If you’re making a full length unit then go ahead and solder in your LED’s where needed. The long leg of the LED connects to the top lane. If you need to fold the LED flat to hide it you can. They tend to fold quite easily up towards the board, but not sideways. Cut the excess legs and check your solder. Test by touching the wires to the rails, give it a short charge, and take the wires off the rails. If you’ve done it right, the lights will stay on (although slightly dimmer). You can now fit into your coach and connect up to whichever bogie pickup method you prefer.
If you’re making the unit only, connect 2 wires (1 to the top lane, 1 to the bottom) to carry the current off to your already/remotely installed LED’s. Test as above with a single LED and you should be good to go.
I have found that yellow LED’s do dim rather more than white ones when the power is removed. It’s probably due to the different resistance between the two colours, but I decided I could live with it. I did also try the lovely self-adhesive LED’s that come on a roll. Although they are ridiculously easy to hide, they dim an awful lot when the power is taken off. I tried various ways to compensate for the difference in the bulbs, but I just couldn’t make it work. If someone else can get it to work please let us know. I would rather use those as they are so much easier to work with.
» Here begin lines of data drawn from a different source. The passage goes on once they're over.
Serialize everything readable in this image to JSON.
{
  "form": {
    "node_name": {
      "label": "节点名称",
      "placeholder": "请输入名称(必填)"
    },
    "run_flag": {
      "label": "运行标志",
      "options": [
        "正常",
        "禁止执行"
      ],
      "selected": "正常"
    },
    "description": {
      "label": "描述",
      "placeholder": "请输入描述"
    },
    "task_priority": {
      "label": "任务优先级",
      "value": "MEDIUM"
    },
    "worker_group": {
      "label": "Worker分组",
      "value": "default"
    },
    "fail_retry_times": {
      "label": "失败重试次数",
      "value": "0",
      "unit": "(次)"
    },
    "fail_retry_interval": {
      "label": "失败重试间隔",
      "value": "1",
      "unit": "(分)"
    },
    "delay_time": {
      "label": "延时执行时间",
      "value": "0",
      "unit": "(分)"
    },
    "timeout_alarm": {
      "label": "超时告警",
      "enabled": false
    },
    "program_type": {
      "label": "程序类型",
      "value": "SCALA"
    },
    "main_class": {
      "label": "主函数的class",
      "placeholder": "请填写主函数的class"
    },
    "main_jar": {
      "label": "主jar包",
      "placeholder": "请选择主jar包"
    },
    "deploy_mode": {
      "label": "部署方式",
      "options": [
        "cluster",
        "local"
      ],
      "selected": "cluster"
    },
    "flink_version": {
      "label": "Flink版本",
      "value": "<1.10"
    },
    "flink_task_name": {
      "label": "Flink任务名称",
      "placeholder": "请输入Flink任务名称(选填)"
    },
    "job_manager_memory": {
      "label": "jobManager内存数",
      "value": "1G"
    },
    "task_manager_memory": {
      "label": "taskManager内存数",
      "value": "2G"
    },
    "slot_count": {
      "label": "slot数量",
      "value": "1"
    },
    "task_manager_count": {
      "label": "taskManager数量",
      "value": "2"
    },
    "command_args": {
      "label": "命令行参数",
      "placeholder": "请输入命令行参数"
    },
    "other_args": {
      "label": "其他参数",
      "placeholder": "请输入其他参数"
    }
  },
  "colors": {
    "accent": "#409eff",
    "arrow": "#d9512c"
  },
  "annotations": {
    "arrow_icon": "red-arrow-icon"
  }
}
And now I’m going to do something I thought I never would.
Slowly over the years, I’ve been getting more and more mails from mails from folk trying to find old posts.
I’ve always resisted putting a search box on because I don’t want this to be just another train site. But as the blog grows, it costs me more and more to run it. I don’t mind the time (I enjoy it). But as the mailing list grows, so do my costs.
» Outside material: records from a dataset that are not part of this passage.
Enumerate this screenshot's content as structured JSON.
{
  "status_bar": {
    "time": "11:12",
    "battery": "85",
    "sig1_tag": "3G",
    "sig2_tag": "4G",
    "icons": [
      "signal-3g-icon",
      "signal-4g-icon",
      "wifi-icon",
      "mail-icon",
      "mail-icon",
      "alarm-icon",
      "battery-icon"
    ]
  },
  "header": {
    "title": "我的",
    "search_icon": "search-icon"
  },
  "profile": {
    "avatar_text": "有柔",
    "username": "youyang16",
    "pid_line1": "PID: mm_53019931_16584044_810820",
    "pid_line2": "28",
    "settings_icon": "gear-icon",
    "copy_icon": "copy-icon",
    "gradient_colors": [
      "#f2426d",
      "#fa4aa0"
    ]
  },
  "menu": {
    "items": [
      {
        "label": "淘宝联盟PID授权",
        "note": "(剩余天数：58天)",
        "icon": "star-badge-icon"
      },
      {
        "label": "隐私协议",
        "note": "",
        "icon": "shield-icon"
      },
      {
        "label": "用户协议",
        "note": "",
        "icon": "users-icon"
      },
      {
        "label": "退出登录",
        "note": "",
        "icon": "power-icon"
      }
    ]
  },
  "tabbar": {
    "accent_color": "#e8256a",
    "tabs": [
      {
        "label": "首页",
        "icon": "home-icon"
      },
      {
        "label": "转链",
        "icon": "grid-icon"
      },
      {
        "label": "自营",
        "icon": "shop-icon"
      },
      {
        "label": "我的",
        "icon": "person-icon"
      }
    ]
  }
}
So what to do?
I’ll tell you. The search box. If you’d like to ferret through years and years of posts, and find all the ones relevant to what you’re doing right now in your layout, you’ll love the ‘search box’, which I’ve called the Golden Key.
But it comes at a cost. Sorry. Don’t worry though, it won’t break the bank – just $19.97. And that’s for life too. So one payment gets you a life time of searching. You can search until the cows come home, it’s yours for good.
You’ll also be supporting this site too because it’s starting to dig in to my coffers a little too much for my liking (and way past breaking point for the ray of sunshine known as Mrs Lee.)
Here’s what ‘the golden key’ will do for you. Press play and have a look:
Anyhow -I’m sure it will help some of you out, and it will certainly help me out. You have until Tuesday if it tickles your fancy.
That’s all this time folks. A big thanks to Mark.
Latest ebay cheat sheet is here.